• Records supplied
◇ ◇ ◇

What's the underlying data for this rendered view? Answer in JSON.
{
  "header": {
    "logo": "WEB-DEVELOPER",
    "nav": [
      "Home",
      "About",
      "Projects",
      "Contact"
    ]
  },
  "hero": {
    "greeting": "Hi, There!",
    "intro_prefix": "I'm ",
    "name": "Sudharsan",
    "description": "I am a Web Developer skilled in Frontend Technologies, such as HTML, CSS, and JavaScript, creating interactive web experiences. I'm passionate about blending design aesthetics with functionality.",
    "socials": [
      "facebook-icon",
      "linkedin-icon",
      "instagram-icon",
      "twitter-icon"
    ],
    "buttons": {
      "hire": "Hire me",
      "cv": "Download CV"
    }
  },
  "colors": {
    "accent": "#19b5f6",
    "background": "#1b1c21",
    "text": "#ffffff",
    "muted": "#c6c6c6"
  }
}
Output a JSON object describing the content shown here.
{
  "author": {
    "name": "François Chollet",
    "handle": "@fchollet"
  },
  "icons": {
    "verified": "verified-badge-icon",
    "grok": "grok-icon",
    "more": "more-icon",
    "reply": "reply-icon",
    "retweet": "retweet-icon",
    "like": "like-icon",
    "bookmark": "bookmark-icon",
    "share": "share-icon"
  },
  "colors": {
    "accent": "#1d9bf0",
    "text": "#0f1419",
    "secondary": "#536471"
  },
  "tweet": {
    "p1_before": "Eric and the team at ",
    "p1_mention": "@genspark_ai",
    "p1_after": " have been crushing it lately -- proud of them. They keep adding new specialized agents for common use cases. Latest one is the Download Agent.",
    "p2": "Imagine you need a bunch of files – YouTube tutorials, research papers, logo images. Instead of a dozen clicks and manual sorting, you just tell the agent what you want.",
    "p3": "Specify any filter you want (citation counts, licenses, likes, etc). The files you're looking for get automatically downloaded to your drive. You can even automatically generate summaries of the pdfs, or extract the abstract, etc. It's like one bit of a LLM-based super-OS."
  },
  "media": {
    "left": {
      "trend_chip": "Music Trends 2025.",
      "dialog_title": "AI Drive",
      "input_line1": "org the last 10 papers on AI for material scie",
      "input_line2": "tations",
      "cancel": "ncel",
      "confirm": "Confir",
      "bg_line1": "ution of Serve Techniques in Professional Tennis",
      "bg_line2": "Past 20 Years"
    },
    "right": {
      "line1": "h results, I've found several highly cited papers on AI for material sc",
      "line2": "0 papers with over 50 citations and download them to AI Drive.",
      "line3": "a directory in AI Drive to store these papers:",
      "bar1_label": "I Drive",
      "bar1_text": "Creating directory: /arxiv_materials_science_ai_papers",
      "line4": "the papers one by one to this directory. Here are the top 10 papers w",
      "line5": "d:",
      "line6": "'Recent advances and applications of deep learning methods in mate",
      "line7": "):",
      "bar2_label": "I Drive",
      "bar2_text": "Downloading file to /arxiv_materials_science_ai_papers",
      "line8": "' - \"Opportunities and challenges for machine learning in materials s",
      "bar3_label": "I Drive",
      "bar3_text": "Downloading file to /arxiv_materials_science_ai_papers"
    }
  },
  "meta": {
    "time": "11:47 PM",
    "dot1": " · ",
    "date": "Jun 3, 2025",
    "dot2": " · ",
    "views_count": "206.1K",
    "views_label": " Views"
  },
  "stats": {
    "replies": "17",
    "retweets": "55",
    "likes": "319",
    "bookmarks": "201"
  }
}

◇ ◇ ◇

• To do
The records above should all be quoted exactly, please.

• Exercise response
What's the underlying data for this rendered view? Answer in JSON.
{
  "header": {
    "logo": "WEB-DEVELOPER",
    "nav": [
      "Home",
      "About",
      "Projects",
      "Contact"
    ]
  },
  "hero": {
    "greeting": "Hi, There!",
    "intro_prefix": "I'm ",
    "name": "Sudharsan",
    "description": "I am a Web Developer skilled in Frontend Technologies, such as HTML, CSS, and JavaScript, creating interactive web experiences. I'm passionate about blending design aesthetics with functionality.",
    "socials": [
      "facebook-icon",
      "linkedin-icon",
      "instagram-icon",
      "twitter-icon"
    ],
    "buttons": {
      "hire": "Hire me",
      "cv": "Download CV"
    }
  },
  "colors": {
    "accent": "#19b5f6",
    "background": "#1b1c21",
    "text": "#ffffff",
    "muted": "#c6c6c6"
  }
}
Output a JSON object describing the content shown here.
{
  "author": {
    "name": "François Chollet",
    "handle": "@fchollet"
  },
  "icons": {
    "verified": "verified-badge-icon",
    "grok": "grok-icon",
    "more": "more-icon",
    "reply": "reply-icon",
    "retweet": "retweet-icon",
    "like": "like-icon",
    "bookmark": "bookmark-icon",
    "share": "share-icon"
  },
  "colors": {
    "accent": "#1d9bf0",
    "text": "#0f1419",
    "secondary": "#536471"
  },
  "tweet": {
    "p1_before": "Eric and the team at ",
    "p1_mention": "@genspark_ai",
    "p1_after": " have been crushing it lately -- proud of them. They keep adding new specialized agents for common use cases. Latest one is the Download Agent.",
    "p2": "Imagine you need a bunch of files – YouTube tutorials, research papers, logo images. Instead of a dozen clicks and manual sorting, you just tell the agent what you want.",
    "p3": "Specify any filter you want (citation counts, licenses, likes, etc). The files you're looking for get automatically downloaded to your drive. You can even automatically generate summaries of the pdfs, or extract the abstract, etc. It's like one bit of a LLM-based super-OS."
  },
  "media": {
    "left": {
      "trend_chip": "Music Trends 2025.",
      "dialog_title": "AI Drive",
      "input_line1": "org the last 10 papers on AI for material scie",
      "input_line2": "tations",
      "cancel": "ncel",
      "confirm": "Confir",
      "bg_line1": "ution of Serve Techniques in Professional Tennis",
      "bg_line2": "Past 20 Years"
    },
    "right": {
      "line1": "h results, I've found several highly cited papers on AI for material sc",
      "line2": "0 papers with over 50 citations and download them to AI Drive.",
      "line3": "a directory in AI Drive to store these papers:",
      "bar1_label": "I Drive",
      "bar1_text": "Creating directory: /arxiv_materials_science_ai_papers",
      "line4": "the papers one by one to this directory. Here are the top 10 papers w",
      "line5": "d:",
      "line6": "'Recent advances and applications of deep learning methods in mate",
      "line7": "):",
      "bar2_label": "I Drive",
      "bar2_text": "Downloading file to /arxiv_materials_science_ai_papers",
      "line8": "' - \"Opportunities and challenges for machine learning in materials s",
      "bar3_label": "I Drive",
      "bar3_text": "Downloading file to /arxiv_materials_science_ai_papers"
    }
  },
  "meta": {
    "time": "11:47 PM",
    "dot1": " · ",
    "date": "Jun 3, 2025",
    "dot2": " · ",
    "views_count": "206.1K",
    "views_label": " Views"
  },
  "stats": {
    "replies": "17",
    "retweets": "55",
    "likes": "319",
    "bookmarks": "201"
  }
}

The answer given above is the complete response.